◆ Problem to solve: Please reproduce the following records exactly as they appear.

Supplied records Start Marker

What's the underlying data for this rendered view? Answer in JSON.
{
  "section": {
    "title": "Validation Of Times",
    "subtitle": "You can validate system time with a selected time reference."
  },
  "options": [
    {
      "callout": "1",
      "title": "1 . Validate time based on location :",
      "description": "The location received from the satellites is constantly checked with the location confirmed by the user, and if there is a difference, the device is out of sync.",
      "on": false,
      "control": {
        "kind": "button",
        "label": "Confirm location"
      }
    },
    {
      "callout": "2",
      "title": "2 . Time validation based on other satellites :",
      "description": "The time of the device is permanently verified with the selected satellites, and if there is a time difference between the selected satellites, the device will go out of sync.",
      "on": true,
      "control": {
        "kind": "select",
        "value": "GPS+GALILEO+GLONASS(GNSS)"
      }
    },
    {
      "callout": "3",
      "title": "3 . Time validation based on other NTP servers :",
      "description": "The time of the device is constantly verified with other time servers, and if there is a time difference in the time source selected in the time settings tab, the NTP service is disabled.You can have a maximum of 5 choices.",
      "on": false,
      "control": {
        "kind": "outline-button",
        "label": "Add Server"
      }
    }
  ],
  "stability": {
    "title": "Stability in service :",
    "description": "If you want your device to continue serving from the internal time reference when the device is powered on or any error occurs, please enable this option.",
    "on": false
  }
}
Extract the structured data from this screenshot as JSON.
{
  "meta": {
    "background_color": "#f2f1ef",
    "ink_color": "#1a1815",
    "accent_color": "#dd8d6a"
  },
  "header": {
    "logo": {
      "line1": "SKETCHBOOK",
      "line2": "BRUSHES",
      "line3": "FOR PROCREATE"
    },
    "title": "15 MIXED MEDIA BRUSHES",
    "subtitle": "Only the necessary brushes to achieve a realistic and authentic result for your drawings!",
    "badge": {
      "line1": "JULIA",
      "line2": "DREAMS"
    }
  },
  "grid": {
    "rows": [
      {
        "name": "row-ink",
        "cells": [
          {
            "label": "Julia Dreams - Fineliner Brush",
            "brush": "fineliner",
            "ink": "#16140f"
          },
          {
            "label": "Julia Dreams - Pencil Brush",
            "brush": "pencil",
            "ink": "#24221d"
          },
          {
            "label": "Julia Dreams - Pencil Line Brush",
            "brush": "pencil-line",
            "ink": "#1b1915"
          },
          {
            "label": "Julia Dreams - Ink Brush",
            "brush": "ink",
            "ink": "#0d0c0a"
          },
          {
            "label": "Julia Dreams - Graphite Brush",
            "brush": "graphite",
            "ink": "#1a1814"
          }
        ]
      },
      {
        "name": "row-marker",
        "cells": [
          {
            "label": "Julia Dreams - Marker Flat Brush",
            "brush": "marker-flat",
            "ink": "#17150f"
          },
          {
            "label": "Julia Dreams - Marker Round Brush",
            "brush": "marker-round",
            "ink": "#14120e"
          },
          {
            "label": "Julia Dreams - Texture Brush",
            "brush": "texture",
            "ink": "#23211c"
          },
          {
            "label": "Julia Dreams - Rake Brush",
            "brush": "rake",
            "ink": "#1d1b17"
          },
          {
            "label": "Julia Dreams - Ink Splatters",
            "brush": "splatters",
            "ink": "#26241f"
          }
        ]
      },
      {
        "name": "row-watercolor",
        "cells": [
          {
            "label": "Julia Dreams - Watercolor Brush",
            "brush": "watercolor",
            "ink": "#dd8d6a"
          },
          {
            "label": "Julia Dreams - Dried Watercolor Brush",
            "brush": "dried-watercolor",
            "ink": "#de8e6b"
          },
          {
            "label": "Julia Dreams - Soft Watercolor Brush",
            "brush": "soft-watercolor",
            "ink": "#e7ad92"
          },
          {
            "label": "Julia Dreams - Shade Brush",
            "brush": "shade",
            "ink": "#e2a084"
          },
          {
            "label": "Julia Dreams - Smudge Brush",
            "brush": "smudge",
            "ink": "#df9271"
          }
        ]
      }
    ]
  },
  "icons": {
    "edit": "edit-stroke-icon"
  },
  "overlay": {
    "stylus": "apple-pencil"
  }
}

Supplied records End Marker

◆ Response for this exercise:
What's the underlying data for this rendered view? Answer in JSON.
{
  "section": {
    "title": "Validation Of Times",
    "subtitle": "You can validate system time with a selected time reference."
  },
  "options": [
    {
      "callout": "1",
      "title": "1 . Validate time based on location :",
      "description": "The location received from the satellites is constantly checked with the location confirmed by the user, and if there is a difference, the device is out of sync.",
      "on": false,
      "control": {
        "kind": "button",
        "label": "Confirm location"
      }
    },
    {
      "callout": "2",
      "title": "2 . Time validation based on other satellites :",
      "description": "The time of the device is permanently verified with the selected satellites, and if there is a time difference between the selected satellites, the device will go out of sync.",
      "on": true,
      "control": {
        "kind": "select",
        "value": "GPS+GALILEO+GLONASS(GNSS)"
      }
    },
    {
      "callout": "3",
      "title": "3 . Time validation based on other NTP servers :",
      "description": "The time of the device is constantly verified with other time servers, and if there is a time difference in the time source selected in the time settings tab, the NTP service is disabled.You can have a maximum of 5 choices.",
      "on": false,
      "control": {
        "kind": "outline-button",
        "label": "Add Server"
      }
    }
  ],
  "stability": {
    "title": "Stability in service :",
    "description": "If you want your device to continue serving from the internal time reference when the device is powered on or any error occurs, please enable this option.",
    "on": false
  }
}
Extract the structured data from this screenshot as JSON.
{
  "meta": {
    "background_color": "#f2f1ef",
    "ink_color": "#1a1815",
    "accent_color": "#dd8d6a"
  },
  "header": {
    "logo": {
      "line1": "SKETCHBOOK",
      "line2": "BRUSHES",
      "line3": "FOR PROCREATE"
    },
    "title": "15 MIXED MEDIA BRUSHES",
    "subtitle": "Only the necessary brushes to achieve a realistic and authentic result for your drawings!",
    "badge": {
      "line1": "JULIA",
      "line2": "DREAMS"
    }
  },
  "grid": {
    "rows": [
      {
        "name": "row-ink",
        "cells": [
          {
            "label": "Julia Dreams - Fineliner Brush",
            "brush": "fineliner",
            "ink": "#16140f"
          },
          {
            "label": "Julia Dreams - Pencil Brush",
            "brush": "pencil",
            "ink": "#24221d"
          },
          {
            "label": "Julia Dreams - Pencil Line Brush",
            "brush": "pencil-line",
            "ink": "#1b1915"
          },
          {
            "label": "Julia Dreams - Ink Brush",
            "brush": "ink",
            "ink": "#0d0c0a"
          },
          {
            "label": "Julia Dreams - Graphite Brush",
            "brush": "graphite",
            "ink": "#1a1814"
          }
        ]
      },
      {
        "name": "row-marker",
        "cells": [
          {
            "label": "Julia Dreams - Marker Flat Brush",
            "brush": "marker-flat",
            "ink": "#17150f"
          },
          {
            "label": "Julia Dreams - Marker Round Brush",
            "brush": "marker-round",
            "ink": "#14120e"
          },
          {
            "label": "Julia Dreams - Texture Brush",
            "brush": "texture",
            "ink": "#23211c"
          },
          {
            "label": "Julia Dreams - Rake Brush",
            "brush": "rake",
            "ink": "#1d1b17"
          },
          {
            "label": "Julia Dreams - Ink Splatters",
            "brush": "splatters",
            "ink": "#26241f"
          }
        ]
      },
      {
        "name": "row-watercolor",
        "cells": [
          {
            "label": "Julia Dreams - Watercolor Brush",
            "brush": "watercolor",
            "ink": "#dd8d6a"
          },
          {
            "label": "Julia Dreams - Dried Watercolor Brush",
            "brush": "dried-watercolor",
            "ink": "#de8e6b"
          },
          {
            "label": "Julia Dreams - Soft Watercolor Brush",
            "brush": "soft-watercolor",
            "ink": "#e7ad92"
          },
          {
            "label": "Julia Dreams - Shade Brush",
            "brush": "shade",
            "ink": "#e2a084"
          },
          {
            "label": "Julia Dreams - Smudge Brush",
            "brush": "smudge",
            "ink": "#df9271"
          }
        ]
      }
    ]
  },
  "icons": {
    "edit": "edit-stroke-icon"
  },
  "overlay": {
    "stylus": "apple-pencil"
  }
}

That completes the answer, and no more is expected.